I guess it depends on the target (what exact visual style you are looking for) but -while we still create assets “by hand” (and not rely on photogrammetry only)- it will always be more or less stylized.
By doing something based on several references/ideas you have, you’ll sometimes do it in a way that tends to also be “how you see it” and not necessary a classic reproduction.
Something I like to do in textures (as a lot of people I guess 🙂 ) is to add some “life” to the material. You always have to keep in mind the material type and environment (to be coherent) but by adding some dirt/weathering it will allow you to get something more interesting than a pristine material. By adding some specific details you can also get something a lot more interesting (/good looking).
You’ve also done a lot of work with photogrammetry. Could you talk about the way you are using 3d scanned materials with Substance Designer/Painter? How can you modify them, what is the best way to use these kind of textures in your production with modifications made by Substance Tools?
It’s mainly some tests I did over the last months to get a better overview of the current workflow and how and where we can improve it.
As it’s something interesting I wanted to iterate around this and try some things.
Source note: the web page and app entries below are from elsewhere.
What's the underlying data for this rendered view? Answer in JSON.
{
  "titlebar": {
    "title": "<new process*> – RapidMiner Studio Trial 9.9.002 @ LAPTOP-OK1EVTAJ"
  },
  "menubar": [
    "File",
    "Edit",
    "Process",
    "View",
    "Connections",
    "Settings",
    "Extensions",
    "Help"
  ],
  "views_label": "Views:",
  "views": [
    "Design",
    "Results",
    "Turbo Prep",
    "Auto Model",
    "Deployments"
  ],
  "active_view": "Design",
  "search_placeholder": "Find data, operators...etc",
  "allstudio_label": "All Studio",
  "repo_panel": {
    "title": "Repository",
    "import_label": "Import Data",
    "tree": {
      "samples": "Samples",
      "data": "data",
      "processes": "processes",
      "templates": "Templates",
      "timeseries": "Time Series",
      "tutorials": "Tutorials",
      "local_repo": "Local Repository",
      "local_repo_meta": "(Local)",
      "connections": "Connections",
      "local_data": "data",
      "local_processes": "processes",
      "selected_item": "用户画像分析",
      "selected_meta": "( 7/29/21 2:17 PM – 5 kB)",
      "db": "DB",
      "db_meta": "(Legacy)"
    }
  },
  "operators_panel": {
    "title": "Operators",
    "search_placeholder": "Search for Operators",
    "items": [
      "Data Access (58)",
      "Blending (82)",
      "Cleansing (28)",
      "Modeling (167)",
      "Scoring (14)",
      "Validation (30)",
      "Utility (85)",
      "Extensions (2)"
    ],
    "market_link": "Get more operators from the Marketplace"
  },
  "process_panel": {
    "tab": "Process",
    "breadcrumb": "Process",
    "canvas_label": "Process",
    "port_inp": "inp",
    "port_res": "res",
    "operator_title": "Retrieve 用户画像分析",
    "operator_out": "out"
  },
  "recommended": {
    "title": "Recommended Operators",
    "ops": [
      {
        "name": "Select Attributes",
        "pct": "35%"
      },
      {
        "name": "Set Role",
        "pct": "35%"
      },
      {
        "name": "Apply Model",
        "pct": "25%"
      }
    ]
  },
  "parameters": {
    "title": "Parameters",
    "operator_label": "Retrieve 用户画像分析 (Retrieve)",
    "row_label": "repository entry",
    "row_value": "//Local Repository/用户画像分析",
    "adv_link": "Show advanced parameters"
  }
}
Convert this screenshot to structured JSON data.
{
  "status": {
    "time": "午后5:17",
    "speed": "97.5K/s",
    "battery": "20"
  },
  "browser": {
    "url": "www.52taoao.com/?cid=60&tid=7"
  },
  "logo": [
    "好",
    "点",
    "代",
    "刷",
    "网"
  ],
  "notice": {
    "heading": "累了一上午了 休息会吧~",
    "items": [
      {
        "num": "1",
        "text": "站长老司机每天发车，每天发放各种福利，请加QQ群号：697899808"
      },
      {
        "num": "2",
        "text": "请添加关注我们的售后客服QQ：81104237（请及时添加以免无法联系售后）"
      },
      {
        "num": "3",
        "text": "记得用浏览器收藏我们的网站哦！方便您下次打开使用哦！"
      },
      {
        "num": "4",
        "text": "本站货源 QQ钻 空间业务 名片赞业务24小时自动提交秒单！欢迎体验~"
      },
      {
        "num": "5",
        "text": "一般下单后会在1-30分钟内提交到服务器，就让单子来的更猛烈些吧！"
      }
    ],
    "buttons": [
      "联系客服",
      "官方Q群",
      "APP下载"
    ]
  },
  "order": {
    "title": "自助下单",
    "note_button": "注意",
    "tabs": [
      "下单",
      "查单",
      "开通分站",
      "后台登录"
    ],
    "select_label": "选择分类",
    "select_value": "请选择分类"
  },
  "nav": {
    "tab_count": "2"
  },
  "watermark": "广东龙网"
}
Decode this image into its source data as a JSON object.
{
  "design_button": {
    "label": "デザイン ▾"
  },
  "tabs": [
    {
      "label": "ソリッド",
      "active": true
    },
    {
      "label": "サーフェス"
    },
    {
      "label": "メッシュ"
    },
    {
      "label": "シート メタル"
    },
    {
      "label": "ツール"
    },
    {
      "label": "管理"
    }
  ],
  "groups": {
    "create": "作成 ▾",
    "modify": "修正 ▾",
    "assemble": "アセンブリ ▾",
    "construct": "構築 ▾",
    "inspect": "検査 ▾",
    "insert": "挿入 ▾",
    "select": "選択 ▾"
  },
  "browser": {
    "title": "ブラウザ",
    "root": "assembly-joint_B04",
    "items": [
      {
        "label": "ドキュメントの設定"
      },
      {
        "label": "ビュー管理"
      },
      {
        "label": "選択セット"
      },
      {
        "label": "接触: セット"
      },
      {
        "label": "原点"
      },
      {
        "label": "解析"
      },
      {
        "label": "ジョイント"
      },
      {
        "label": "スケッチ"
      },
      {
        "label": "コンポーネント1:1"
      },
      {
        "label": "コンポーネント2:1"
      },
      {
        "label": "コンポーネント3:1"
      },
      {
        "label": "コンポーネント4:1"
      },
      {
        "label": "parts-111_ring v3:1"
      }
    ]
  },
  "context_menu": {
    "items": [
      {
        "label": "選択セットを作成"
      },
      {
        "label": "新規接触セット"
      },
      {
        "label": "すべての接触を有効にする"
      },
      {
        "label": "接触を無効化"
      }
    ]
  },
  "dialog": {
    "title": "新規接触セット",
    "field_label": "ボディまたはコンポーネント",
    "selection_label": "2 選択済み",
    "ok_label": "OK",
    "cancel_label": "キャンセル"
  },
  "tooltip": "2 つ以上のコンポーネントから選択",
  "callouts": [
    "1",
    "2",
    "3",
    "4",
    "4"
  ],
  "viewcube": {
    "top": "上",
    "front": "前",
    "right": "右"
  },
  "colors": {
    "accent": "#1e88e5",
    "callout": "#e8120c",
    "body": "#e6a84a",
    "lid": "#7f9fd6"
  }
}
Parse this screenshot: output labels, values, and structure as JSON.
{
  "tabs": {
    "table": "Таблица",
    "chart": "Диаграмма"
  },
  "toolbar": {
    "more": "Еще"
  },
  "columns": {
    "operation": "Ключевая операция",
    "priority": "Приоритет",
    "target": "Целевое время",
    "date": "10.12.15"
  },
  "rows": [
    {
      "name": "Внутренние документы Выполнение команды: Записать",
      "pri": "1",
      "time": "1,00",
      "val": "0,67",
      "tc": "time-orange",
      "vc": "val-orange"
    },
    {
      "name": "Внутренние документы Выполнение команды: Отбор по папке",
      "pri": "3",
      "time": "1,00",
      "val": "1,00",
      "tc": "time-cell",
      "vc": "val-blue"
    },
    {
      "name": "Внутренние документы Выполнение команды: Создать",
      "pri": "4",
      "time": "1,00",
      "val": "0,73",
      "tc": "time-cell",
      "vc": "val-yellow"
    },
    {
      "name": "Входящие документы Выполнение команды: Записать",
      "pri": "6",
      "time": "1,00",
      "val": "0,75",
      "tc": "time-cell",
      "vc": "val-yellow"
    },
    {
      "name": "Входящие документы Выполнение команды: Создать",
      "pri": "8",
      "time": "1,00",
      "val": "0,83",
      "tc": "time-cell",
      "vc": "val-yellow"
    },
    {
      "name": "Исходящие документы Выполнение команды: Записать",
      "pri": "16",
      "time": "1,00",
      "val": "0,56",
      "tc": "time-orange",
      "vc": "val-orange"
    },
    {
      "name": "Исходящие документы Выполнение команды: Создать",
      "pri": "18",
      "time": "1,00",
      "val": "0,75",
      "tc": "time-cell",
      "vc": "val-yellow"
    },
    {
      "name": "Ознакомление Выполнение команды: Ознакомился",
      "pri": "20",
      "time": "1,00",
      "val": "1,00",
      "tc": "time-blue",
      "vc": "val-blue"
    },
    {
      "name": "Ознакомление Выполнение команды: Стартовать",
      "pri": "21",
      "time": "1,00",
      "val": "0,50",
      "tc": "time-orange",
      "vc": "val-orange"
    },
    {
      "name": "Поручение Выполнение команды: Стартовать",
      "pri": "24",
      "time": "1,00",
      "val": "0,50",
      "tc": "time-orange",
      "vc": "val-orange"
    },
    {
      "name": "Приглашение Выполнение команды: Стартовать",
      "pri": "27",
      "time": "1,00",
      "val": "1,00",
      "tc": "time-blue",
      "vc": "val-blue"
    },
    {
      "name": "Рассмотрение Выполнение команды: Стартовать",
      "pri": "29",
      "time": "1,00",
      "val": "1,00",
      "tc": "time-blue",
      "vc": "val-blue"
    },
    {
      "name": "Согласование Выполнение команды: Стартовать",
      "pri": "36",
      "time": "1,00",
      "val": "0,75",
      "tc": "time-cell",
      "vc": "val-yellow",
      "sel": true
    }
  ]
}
It’s sometimes difficult to find time to get a perfect overview at work (as for every one, we have several projects/things to deal with).
Get a better understanding (by testing on different objects with different lighting conditions) and see how custom delight (/details enhancement) filters behave (based on the different sources) were things I wanted to do (to test the sturdiness of things I worked on at Allegorithmic).
You can already use some features to quickly get nice results using Substance Designer for the baking process (/delighting) for example and Substance Painter to do some local adjustments using the clone tool.
On the tree picture for example I made some small changes to get what I wanted, in fact the steps are very similar to what a coworker recently published on Allegorithmic’s blog (except I didn’t use a smartphone as mine is pretty bad 🙂 ). Feel free to take a look at it for more details.
Could you talk about the way you are building the amazing leather material?
For this one the preview helps a lot: when you look at a material, the lighting is as important as the textures themselves in the final render. Take a good material with a bad lighting (/shader setup), it will maybe be as good as inaccurate textures with a good lighting.
By using a special model and suitable lighting it definitely helps to make something more believable.
By adding variations in a material, you also make it more interesting. Even if you have nice regular grain (procedural, scan or whatever) for a clean material, if you add roughness, color or relief variations (more subtle/smooth on some areas) it makes it more convincing.
We saw you published some rocks images, can you talk a little about it?
Nothing crazy but I like natural environments and rocks (/ to look at the dedicated Polycount thread for example) and wanted to get some practice. Regarding the workflow it’s quite common: 3ds Max/zBrush for the high and low poly, then Substance Designer to create a base “rock” material and I used Substance Painter for the final texturing (base material + additional details based on other materials/baked information).
Gaëtan Lassagne, Technical Artist | Product Manager at Allegorithmic
Interview conducted by Kirill Tokarev.